Panel Paper: Examining High and Low Value-Added Mathematics Instruction: Can Expert Observers Tell the Difference?

Thursday, November 7, 2013 : 10:25 AM
3015 Madison (Washington Marriott)

*Names in bold indicate Presenter

Heather Hill1, Claire C Gogolen1, Erica Litke1, Andrea Humez1, David Blazar2, Douglas Corey3, Johanna Barmore1, Mark Chin1 and Mary Beisiegel4, (1)Harvard University, (2)Harvard Graduate School of Education, (3)Brigham Young University, (4)Oregon State University
The question of how to measure effective teachers and teaching has long been of interest to policymakers and to school leaders (Fenstermacher & Richardson, 2005; Peterson, 2000; Stodolsky, 1988;). While recent policy initiatives have focused on the use of value-added measures (VAM) to measure practitioners for accountability purposes, there is a much longer tradition of using observations of practice to make such determinations (Brophy & Good, 1986; Cooley & Leinhardt, 1983; Hill, Ball, Sleep & Lewis, 2007). However, empirical evidence suggests these two indicators often identify different sets of teachers as effective. For example, the Measures of Effective Teaching project (2012) finds low correlations between teacher’s VAM scores and their quality of instruction as measured by observational metrics. Studies with the explicit intent of identifying differences in instruction between high- and low-scoring VAM teachers (Grossman et al., in press; Stronge, Ward, and Grant, 2011) have also failed to uncover stark differences between classrooms.

In this study, we use value-added scores and video data in order to mount an exploratory study of high- and low-VAM teachers’ instruction. Specifically, we seek to answer two research questions: First, can expert observers of mathematics instruction distinguish between high- and low-VAM teachers solely by observing their instruction? Second, what instructional practices, if any, consistently characterize high but not low-VAM teacher classrooms?

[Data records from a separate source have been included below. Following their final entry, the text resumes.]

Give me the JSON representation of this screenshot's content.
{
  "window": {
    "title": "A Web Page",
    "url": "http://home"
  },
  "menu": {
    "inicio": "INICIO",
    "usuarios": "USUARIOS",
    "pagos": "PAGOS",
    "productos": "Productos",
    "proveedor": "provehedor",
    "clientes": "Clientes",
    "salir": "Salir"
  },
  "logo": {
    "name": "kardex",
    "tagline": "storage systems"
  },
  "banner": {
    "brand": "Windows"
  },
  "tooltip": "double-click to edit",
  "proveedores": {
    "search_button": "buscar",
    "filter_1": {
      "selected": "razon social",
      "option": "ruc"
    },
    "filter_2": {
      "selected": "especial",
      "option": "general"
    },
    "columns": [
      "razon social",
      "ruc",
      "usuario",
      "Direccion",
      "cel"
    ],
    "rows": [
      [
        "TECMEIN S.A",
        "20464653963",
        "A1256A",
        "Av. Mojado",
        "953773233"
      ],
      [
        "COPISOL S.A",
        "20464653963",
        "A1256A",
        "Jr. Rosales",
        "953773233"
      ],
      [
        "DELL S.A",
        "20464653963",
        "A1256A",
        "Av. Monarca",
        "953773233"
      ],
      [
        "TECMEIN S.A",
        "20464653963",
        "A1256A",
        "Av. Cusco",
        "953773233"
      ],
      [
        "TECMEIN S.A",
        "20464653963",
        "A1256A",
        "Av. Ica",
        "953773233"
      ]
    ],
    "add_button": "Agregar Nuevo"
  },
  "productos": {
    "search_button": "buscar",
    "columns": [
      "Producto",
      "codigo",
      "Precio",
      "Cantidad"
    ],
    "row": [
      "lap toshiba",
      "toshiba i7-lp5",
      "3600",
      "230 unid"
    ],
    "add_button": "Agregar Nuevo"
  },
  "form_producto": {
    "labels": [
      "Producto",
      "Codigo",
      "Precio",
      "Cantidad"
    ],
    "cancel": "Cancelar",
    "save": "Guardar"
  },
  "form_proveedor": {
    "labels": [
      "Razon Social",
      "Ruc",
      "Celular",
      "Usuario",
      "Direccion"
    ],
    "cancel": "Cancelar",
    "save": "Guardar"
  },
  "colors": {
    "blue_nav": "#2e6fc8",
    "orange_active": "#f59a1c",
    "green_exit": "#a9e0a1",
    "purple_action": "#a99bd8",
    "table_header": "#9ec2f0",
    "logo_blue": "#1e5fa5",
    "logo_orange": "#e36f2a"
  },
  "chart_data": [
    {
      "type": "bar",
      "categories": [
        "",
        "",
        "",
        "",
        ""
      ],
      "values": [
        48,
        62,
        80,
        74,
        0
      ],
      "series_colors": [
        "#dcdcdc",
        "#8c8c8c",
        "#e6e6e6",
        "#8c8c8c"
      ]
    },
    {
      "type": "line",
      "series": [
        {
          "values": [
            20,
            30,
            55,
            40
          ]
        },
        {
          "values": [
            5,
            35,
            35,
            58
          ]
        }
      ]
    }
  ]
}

To answer these questions, we use data generated by 250 fourth- and fifth-grade math teachers and their students in four large public school districts. After ranking teachers within districts using a value-added model that includes both student covariates and data from three separate cohorts (years) of students, an independent analyst identified the three top and three bottom-scoring teachers from each district for further analysis. Observers blind to teacher VAM scores then viewed videotaped lessons (3-7) from each teacher, and qualitatively described and analyzed instruction, noting both mathematical and pedagogical strengths and weaknesses in a series of memos and group discussions. Though these observers were trained raters for the Mathematical Quality of Instruction instrument, they were not formally scoring lessons for the current analysis. Instead, they looked at videos to identify anypractices that may have contributed to high or low value-added rank. They also, for each teacher, predicted the level (high or low) of the teacher’s value-added score.

Preliminary analyses indicate that a teacher’s value-added rank was often not obvious to this team of expert observers. Although several teachers with extreme VAM scores had noticeably strong or weak lessons, most of the instruction was of more moderate quality. In roughly 35% of cases, the observation group incorrectly guessed the teachers’ VAM performance. A second stage of the analysis will search written memos for possible practices or classroom attributes present in high but not low value-added teachers’ classrooms. A third stage of the analysis will explore, through written case studies, teachers for whom VAM rank and classroom observations diverged.